The crumple zone is the area of a car that absorbs energy upon impact. It's designed that way. Engineers deliberately place weak spots in a car's structure to enable the metal work to collapse in a controlled manner. Since the collapse is controlled, energy from the impact can be directed away from the passenger area, and channeled to the floor, bulkhead, roof, or hood, for example. Energy from the impact is also used up in the deforming of the metal, often converting into heat and sound (loud noise).
The laws of physics say that an object in motion will stay in motion, with the same speed and direction, unless it is acted upon by an outside force. So if you are traveling at 60 MPH and your car hits a solid wall and comes to an immediate stop, your body will continue going at 60 MPH until it is stopped by, say, a seatbelt, airbag, or, at worst, a windshield. If the car has a rigid body, the rapid deceleration caused by the impact will produce injuries and fatalities. Because the stopping time is only a split second, the force on the passengers is very high.
However, cars with crumple zones act more like springs being compressed against the wall, resulting in a cushioning effect, slowing the time it takes for the car to come to a complete stop, and spreading the force over a longer period of time, with less potential for injury. As the car strikes the wall, the front crushes together like an accordion, absorbing the impact and allowing the middle and rear of the car to continue in motion for a short time. By making the time of impact one-tenth of a second longer, engineers can help make the crash have 20 times less force.

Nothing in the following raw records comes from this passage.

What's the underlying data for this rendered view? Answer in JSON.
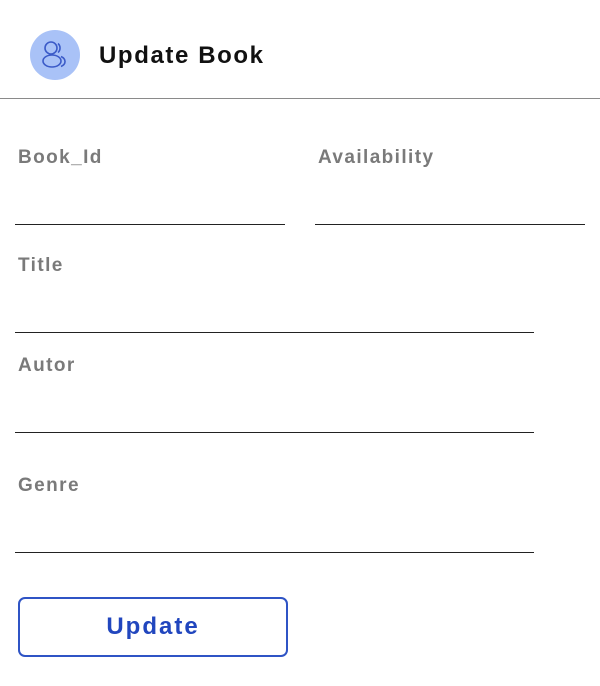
{
  "header": {
    "title": "Update Book",
    "icon": "users-icon",
    "avatar_color": "#a9c2f7",
    "icon_color": "#3b5bc8"
  },
  "form": {
    "fields": {
      "book_id": {
        "label": "Book_Id",
        "value": "",
        "placeholder": ""
      },
      "availability": {
        "label": "Availability",
        "value": "",
        "placeholder": ""
      },
      "title": {
        "label": "Title",
        "value": "",
        "placeholder": ""
      },
      "autor": {
        "label": "Autor",
        "value": "",
        "placeholder": ""
      },
      "genre": {
        "label": "Genre",
        "value": "",
        "placeholder": ""
      }
    },
    "submit_label": "Update",
    "accent_color": "#2f54c5"
  }
}
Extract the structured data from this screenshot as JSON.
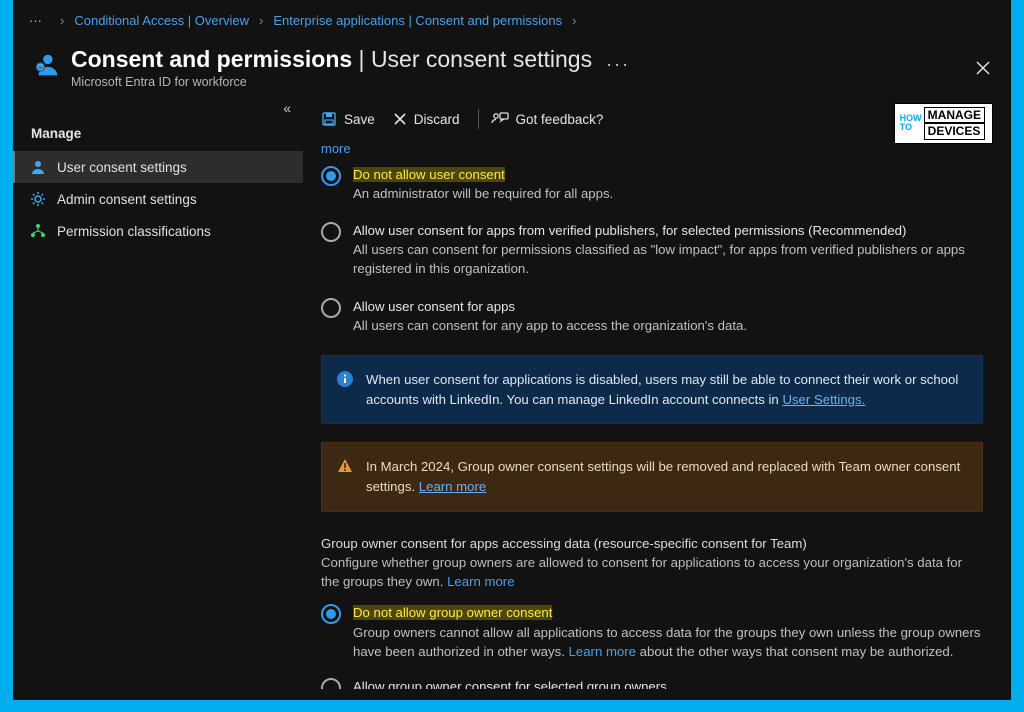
{
  "breadcrumb": {
    "ellipsis": "···",
    "items": [
      "Conditional Access | Overview",
      "Enterprise applications | Consent and permissions"
    ]
  },
  "header": {
    "title_strong": "Consent and permissions",
    "title_sep": " | ",
    "title_thin": "User consent settings",
    "subtitle": "Microsoft Entra ID for workforce",
    "more": "···"
  },
  "sidebar": {
    "collapse": "«",
    "heading": "Manage",
    "items": [
      {
        "label": "User consent settings",
        "icon": "person-icon",
        "active": true
      },
      {
        "label": "Admin consent settings",
        "icon": "gear-icon",
        "active": false
      },
      {
        "label": "Permission classifications",
        "icon": "hierarchy-icon",
        "active": false
      }
    ]
  },
  "toolbar": {
    "save": "Save",
    "discard": "Discard",
    "feedback": "Got feedback?"
  },
  "brand": {
    "line1a": "HOW",
    "line1b": "MANAGE",
    "line2a": "TO",
    "line2b": "DEVICES"
  },
  "content": {
    "more": "more",
    "options_user": [
      {
        "title": "Do not allow user consent",
        "desc": "An administrator will be required for all apps.",
        "selected": true,
        "highlight": true
      },
      {
        "title": "Allow user consent for apps from verified publishers, for selected permissions (Recommended)",
        "desc": "All users can consent for permissions classified as \"low impact\", for apps from verified publishers or apps registered in this organization.",
        "selected": false
      },
      {
        "title": "Allow user consent for apps",
        "desc": "All users can consent for any app to access the organization's data.",
        "selected": false
      }
    ],
    "banner_info": {
      "text_pre": "When user consent for applications is disabled, users may still be able to connect their work or school accounts with LinkedIn. You can manage LinkedIn account connects in ",
      "link": "User Settings."
    },
    "banner_warn": {
      "text": "In March 2024, Group owner consent settings will be removed and replaced with Team owner consent settings. ",
      "link": "Learn more"
    },
    "group_section": {
      "title": "Group owner consent for apps accessing data (resource-specific consent for Team)",
      "desc": "Configure whether group owners are allowed to consent for applications to access your organization's data for the groups they own. ",
      "learn_more": "Learn more"
    },
    "options_group": [
      {
        "title": "Do not allow group owner consent",
        "desc_pre": "Group owners cannot allow all applications to access data for the groups they own unless the group owners have been authorized in other ways. ",
        "link": "Learn more",
        "desc_post": " about the other ways that consent may be authorized.",
        "selected": true,
        "highlight": true
      },
      {
        "title": "Allow group owner consent for selected group owners",
        "desc_pre": "",
        "link": "",
        "desc_post": "",
        "selected": false
      }
    ]
  }
}
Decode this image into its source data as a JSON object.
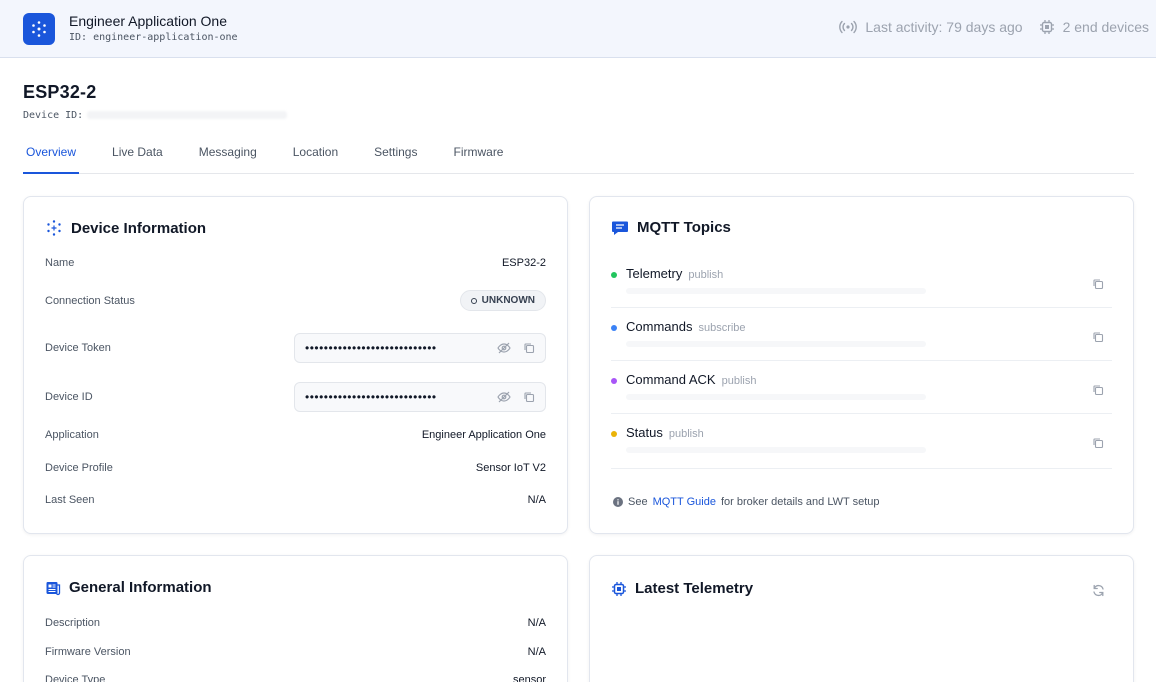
{
  "app": {
    "name": "Engineer Application One",
    "id": "ID: engineer-application-one",
    "last_activity": "Last activity: 79 days ago",
    "end_devices": "2 end devices"
  },
  "device": {
    "title": "ESP32-2",
    "id_label": "Device ID:"
  },
  "tabs": [
    {
      "label": "Overview",
      "active": true
    },
    {
      "label": "Live Data"
    },
    {
      "label": "Messaging"
    },
    {
      "label": "Location"
    },
    {
      "label": "Settings"
    },
    {
      "label": "Firmware"
    }
  ],
  "device_info": {
    "title": "Device Information",
    "name_label": "Name",
    "name_value": "ESP32-2",
    "status_label": "Connection Status",
    "status_value": "UNKNOWN",
    "token_label": "Device Token",
    "token_value": "••••••••••••••••••••••••••••",
    "deviceid_label": "Device ID",
    "deviceid_value": "••••••••••••••••••••••••••••",
    "application_label": "Application",
    "application_value": "Engineer Application One",
    "profile_label": "Device Profile",
    "profile_value": "Sensor IoT V2",
    "lastseen_label": "Last Seen",
    "lastseen_value": "N/A"
  },
  "mqtt": {
    "title": "MQTT Topics",
    "topics": [
      {
        "name": "Telemetry",
        "mode": "publish",
        "color": "#22c55e"
      },
      {
        "name": "Commands",
        "mode": "subscribe",
        "color": "#3b82f6"
      },
      {
        "name": "Command ACK",
        "mode": "publish",
        "color": "#a855f7"
      },
      {
        "name": "Status",
        "mode": "publish",
        "color": "#eab308"
      }
    ],
    "guide_prefix": "See",
    "guide_link": "MQTT Guide",
    "guide_suffix": "for broker details and LWT setup"
  },
  "general_info": {
    "title": "General Information",
    "description_label": "Description",
    "description_value": "N/A",
    "firmware_label": "Firmware Version",
    "firmware_value": "N/A",
    "type_label": "Device Type",
    "type_value": "sensor"
  },
  "telemetry": {
    "title": "Latest Telemetry"
  },
  "colors": {
    "accent": "#1a56db",
    "appbar_bg": "#f3f6fd"
  }
}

Almost everyone goes a few miles over the speed limit when driving, but recent studies indicate that even a small increase over the legal limit can greatly increase the risks of an accident. Using data from actual road crashes, scientists at the University of Adelaide in Australia found that the risk of a car crash hospitalizing or killing people doubled for every 5 km/h above 60 km/h. So a car traveling at 65 km/h was twice as likely to be involved in a serious or fatal crash, while one traveling at 70 km/h had a risk four times as high. Part of the reason is that a driver has less time to react. On average, drivers react in 1.5 seconds; one who is drunk or distracted by loud music or talking on a cell phone may take as long as 3 seconds to react. And the faster one is traveling, the less time one has to react to a perceived danger.